Monday, December 1, 2008


At this point, I'm just going to cover the patterning and fitting of stays.  As my pair progresses I will post on-going instructions on construction.
First, measuring the body.  This is best done in just a shift, but can also be done over a well fitted pair of stays (but make sure you love them!).  As you can see in the image below, measuring tapes didn't come with numbers like they do today.  These were long, thin strips of paper where the tailor would cut out notches to signify the specific measurement.  This image is of a Diderot plate where you can also see patterns for men's wear.  Stays, despite our modern view of them as "underwear", were fitted and built by men.  Your local tailor, or sometimes specifically stay-maker, would supply them.
Your most essential measurements are of your bust, waist, front and back length desired, and how wide you want the tops to be. Remember that we are not trained to stand correctly, so be very aware of how you should stand.  Once you have these you can enlarge any stay pattern and adjust it accordingly.
There are tons of instructions for how to adjust a pattern for a corset out there, which are far more in-depth than I could manage here.  It's not terribly different, just remember there should be a 2" gap in back for lacing and the tabs will need to be resized (or maybe even add/subtract the number).

Once you've finished your new pattern pieces it's time to cut. You'll basically be hacking through six layers of fabric so you don't have to lay out the pieces twice.  Four layers of lining and two of fashion.  Now you'll separate your layers to have a right and left side with the fashion on top and two linens below.  Trace around your pattern onto the fashion fabric (lightly or temporarily since the seam might change).  Baste on the inside of the line (still on it, NOT to the inside of it) through all three layers. 
Fold over the seam allowances (not around the top or bottom) and baste making sure the outline is centered on the fold.  The center back (unless CF lacing ONLY) is stitched folded with a pretty spaced back-stitch far enough from the fold to fit a boning piece between (ex.  if 1/4" boning, go slightly more from the edge or it won't squeeze in!).  This is the only boning that gets put in before the fitting.  Trim back one of the lining layers seam allowance (on the back ONLY) to the outline basting stitch before folding to reduce bulk.

Lay your pieces out to make sure you get them put together correctly (check up vs down!).  To stitch pieces together lay them right to right side.  Quickly whip over the edges just deep enough to get through all layers (including linings).  It's just temporary.
At this point, you'll need someone you trust with a needle to stitch you into your stays!  Use a big needle and a double thread and spiral lace up the back.  Remember that they should probably fit above where you would think.  All those years of low-rise pants can be deceptive!
"Fluff" yourself and see what needs to change.  Here are pictures of my second fitting.  I'll try to sketch out what the final ones will look like soon:

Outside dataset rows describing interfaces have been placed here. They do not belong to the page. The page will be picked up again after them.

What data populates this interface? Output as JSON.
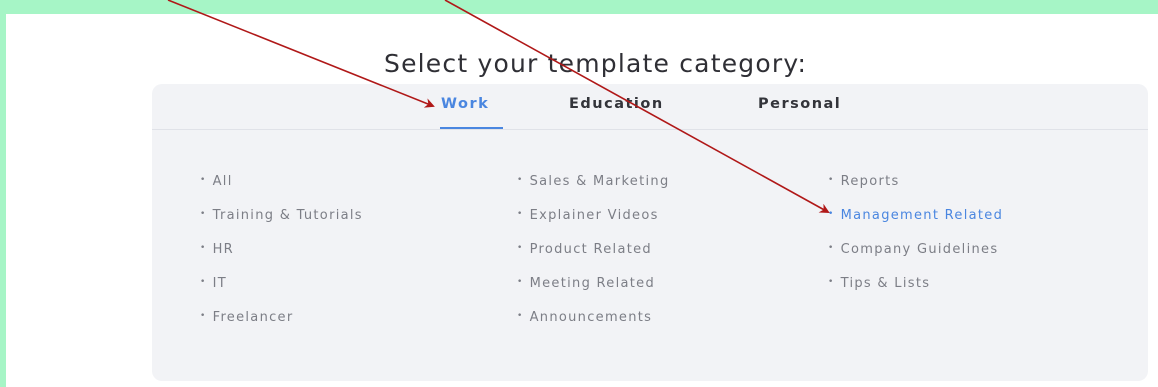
{
  "title": "Select your template category:",
  "tabs": [
    {
      "label": "Work",
      "active": true
    },
    {
      "label": "Education",
      "active": false
    },
    {
      "label": "Personal",
      "active": false
    }
  ],
  "columns": [
    [
      "All",
      "Training & Tutorials",
      "HR",
      "IT",
      "Freelancer"
    ],
    [
      "Sales & Marketing",
      "Explainer Videos",
      "Product Related",
      "Meeting Related",
      "Announcements"
    ],
    [
      "Reports",
      "Management Related",
      "Company Guidelines",
      "Tips & Lists"
    ]
  ],
  "highlighted_item": "Management Related",
  "colors": {
    "frame": "#a6f5c6",
    "panel": "#f2f3f6",
    "accent": "#4a86e0",
    "arrow": "#b01818"
  }
}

As you can see, you don't split into the tabs yet.  Nor did I cut away any seam allowance.
I had to take a wedge from the center front; 2" at top down to nothing (pictures are post-adjustment).  The bust was too big and the straps sat out too far, so we took it in to help both.

My back is also too high, but that's an easy fix.
Make sure the side-back piece is centered over those love handles.
You can see the later period "thrust" compared to the flat as a board look of earlier stays.
Straps can also be patterned at the same time.  You can have it lace front or back with eyelets.  Keep your outer-garments in mind so it doesn't show later!
These are all pictures taken at the Burnley & Trowbridge stays workshop.  I can't recommend them highly enough.  This is my third workshop with them and I'll keep going back for more!  The stays version runs every couple of years since it's so popular.

A few tips and tricks:
Make sure you can still sit down.
Don't suffocate yourself!  It's not a corset, we aren't going for a massive waist reduction.  No broken ribs please.  You want structure and shape, not a waspy waist.
Unless you have a maid (ha!), a friend, a SO, a well-trained child, or flexible arms to lace you up in back, consider putting in front lacing in addition.

I know it's far more complicated than one can express here, but this post is meant to aid rather than to be your only resource.  Nothing is ever better than a knowing instructor to show you how it's done, but they are a scarce group.

1 comment:

Sara said...

I've been wanting to go to one of those workshops for a while! It looks like you have gotten a lot of valuable advice from them. I love your stays and gowns that you've made so far; thanks for the posts! I have several costuming projects (including stays,) but I haven't had much time to work on them recently. This helps get me motivated again!